NICOSIA, Cyprus (AP) — Turkey’s president said Monday that any agreement resolving Cyprus’ ethnic divide for nearly half a century must be based on recognizing a breakaway Turkish Cypriot state in the nation’s northern third islander.
President Recep Tayyip Erdogan’s remarks in the north during his first foreign visit after his re-election last month are not new, but suggest that Ankara’s policy line on Cyprus remains unwavering, despite international condemnation of the proposal for a two-state agreement that goes against UN resolutions calling for a single, federated Cyprus.
“No one can bear to waste another 50 years of time,” Erdogan said at a joint press conference with Turkish Cypriot leader Ersin Tatar. “If there is to be a return to the negotiating table, the only way to achieve this is to recognize the Turkish Republic of Northern Cyprus.”

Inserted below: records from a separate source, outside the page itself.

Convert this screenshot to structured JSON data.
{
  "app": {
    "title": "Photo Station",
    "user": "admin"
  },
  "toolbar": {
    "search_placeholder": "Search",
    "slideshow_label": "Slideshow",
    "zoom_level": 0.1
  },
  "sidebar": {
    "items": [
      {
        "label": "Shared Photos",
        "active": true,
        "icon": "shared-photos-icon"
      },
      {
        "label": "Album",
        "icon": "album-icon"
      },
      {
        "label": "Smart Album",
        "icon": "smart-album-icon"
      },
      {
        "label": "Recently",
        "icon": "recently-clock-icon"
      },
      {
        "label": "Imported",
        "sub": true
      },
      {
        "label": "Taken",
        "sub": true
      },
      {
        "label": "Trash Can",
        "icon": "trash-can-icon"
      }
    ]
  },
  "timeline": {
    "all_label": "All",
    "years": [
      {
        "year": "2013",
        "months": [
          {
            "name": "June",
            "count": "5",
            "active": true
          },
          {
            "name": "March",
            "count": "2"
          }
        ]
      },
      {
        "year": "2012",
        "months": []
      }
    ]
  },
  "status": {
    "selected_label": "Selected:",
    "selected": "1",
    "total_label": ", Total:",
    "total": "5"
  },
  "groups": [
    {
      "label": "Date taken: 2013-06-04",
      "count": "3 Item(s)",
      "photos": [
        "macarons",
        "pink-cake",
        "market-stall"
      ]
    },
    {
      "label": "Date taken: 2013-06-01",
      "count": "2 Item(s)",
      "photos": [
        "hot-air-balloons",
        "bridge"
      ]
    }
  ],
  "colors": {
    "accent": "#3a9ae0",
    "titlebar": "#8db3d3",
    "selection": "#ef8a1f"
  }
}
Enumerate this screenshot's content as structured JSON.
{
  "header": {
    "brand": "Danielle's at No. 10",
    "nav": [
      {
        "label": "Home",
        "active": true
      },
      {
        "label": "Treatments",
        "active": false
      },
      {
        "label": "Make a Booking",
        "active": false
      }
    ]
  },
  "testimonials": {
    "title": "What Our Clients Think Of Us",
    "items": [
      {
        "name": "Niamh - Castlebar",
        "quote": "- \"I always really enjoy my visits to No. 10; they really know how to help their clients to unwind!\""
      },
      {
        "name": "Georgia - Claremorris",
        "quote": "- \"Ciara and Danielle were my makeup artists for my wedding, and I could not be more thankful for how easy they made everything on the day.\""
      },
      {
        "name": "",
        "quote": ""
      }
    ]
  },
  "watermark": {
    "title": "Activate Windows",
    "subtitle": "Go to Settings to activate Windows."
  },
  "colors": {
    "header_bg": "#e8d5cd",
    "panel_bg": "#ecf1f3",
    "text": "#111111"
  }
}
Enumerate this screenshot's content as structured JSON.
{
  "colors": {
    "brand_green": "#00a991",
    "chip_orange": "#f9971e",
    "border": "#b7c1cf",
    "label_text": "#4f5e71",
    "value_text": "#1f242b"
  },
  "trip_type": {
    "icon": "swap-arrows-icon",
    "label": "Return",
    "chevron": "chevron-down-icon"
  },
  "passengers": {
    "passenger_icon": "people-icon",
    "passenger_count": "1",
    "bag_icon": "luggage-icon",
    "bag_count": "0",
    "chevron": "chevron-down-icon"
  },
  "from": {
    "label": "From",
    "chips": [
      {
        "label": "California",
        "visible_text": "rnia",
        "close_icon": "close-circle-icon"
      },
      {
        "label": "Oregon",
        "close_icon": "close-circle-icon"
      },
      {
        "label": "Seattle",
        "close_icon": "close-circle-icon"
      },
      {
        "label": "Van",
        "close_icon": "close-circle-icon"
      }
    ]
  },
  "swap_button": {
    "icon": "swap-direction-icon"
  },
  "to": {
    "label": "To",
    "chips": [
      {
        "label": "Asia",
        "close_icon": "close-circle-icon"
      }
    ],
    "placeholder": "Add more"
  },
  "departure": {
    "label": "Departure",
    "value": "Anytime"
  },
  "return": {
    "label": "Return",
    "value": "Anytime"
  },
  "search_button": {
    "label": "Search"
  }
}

It also dashed hopes held by the internationally recognized Cypriot government for a quick return to negotiations, although a spokesman for President Nikos Anastasiades said on Monday that Erdogan would be judged on his deeds rather than his words.
Cyprus was divided in 1974 when Turkey invaded following a coup by supporters of union with Greece. The Turkish Cypriots declared independence nearly a decade later, but this is recognized only by Turkey, which maintains more than 35,000 troops and an array of weaponry in the north.
UN-led peace talks have not resolved the dispute. The most recent round in July 2017 failed due to Turkish insistence on maintaining military intervention rights and a permanent troop presence under any new arrangement. Another stumbling block was the Greek Cypriots’ rejection of a Turkish Cypriot demand for veto power over all government decisions at the federal level. Turkish Cypriots make up around a quarter of Greek Cypriots.
Turkey and the Turkish Cypriots say it would be pointless to continue negotiations on the basis of a federated Cyprus and have instead proposed a two-state agreement as a new starting point. Greek Cypriots say they cannot accept an agreement that would formalize the division of the country.
“The just demands of the Turkish Cypriots are clear and unequivocal. Turkish Cypriots have never been a minority and never will be,” Erdogan said.
The Turkish president said that Ankara will also continue its plans to supply Turkish Cypriots with electricity via an undersea cable. The north has been experiencing chronic electricity supply problems for years.
The power cable would complement the 66.5-mile (107 kilometer) undersea pipelines that Turkey built in 2015 to deliver fresh water to the arid north. The Cypriot government denounced the gas pipeline project as a way for Ankara to “increase Turkish influence and control over Cyprus”.